Exercise instructions. When a line of the records contains "screenshot", copy it.

[Web page and app entries]
_ _ _ _

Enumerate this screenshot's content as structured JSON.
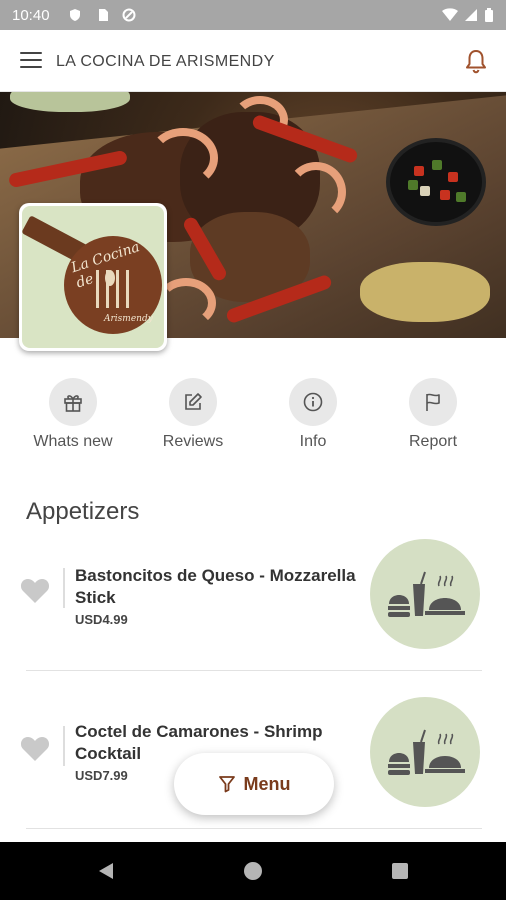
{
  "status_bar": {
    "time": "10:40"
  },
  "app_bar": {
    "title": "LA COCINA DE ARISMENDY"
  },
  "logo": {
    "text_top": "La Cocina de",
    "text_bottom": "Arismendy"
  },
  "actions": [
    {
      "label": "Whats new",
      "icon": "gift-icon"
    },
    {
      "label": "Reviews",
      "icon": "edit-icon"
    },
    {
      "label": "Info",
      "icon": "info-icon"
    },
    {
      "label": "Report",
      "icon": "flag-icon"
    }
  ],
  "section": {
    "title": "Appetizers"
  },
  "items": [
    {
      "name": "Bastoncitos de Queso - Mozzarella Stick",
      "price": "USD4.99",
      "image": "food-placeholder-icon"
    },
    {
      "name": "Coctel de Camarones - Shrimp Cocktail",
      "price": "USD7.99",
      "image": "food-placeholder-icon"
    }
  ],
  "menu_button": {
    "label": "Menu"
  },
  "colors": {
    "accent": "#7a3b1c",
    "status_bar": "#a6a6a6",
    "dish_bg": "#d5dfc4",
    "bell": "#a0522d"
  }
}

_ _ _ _

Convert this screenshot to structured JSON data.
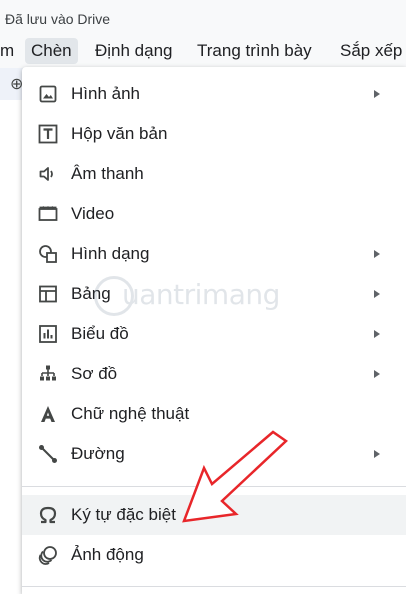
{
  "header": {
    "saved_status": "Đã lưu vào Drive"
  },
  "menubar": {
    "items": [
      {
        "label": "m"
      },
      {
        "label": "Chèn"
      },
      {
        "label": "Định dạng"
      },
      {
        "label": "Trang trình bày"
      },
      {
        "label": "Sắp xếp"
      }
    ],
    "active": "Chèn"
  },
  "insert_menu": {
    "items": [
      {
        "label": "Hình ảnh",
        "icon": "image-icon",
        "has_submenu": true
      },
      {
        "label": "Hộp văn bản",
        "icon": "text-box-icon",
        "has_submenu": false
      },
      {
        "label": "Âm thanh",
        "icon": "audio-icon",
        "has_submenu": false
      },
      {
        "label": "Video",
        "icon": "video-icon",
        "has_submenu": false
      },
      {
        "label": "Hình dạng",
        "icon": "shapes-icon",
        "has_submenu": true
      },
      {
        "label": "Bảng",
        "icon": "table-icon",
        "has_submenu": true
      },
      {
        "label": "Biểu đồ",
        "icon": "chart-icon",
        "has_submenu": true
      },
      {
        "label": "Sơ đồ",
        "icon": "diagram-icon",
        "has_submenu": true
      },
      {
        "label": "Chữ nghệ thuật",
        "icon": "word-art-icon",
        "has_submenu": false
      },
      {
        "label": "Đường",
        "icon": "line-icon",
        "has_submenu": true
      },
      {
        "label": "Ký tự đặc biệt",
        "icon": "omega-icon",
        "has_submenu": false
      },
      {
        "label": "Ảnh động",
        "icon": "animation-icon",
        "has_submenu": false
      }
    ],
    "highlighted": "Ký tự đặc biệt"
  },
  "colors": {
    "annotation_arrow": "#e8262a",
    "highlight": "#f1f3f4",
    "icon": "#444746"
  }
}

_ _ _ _

Solution for this task.
Enumerate this screenshot's content as structured JSON.
Convert this screenshot to structured JSON data.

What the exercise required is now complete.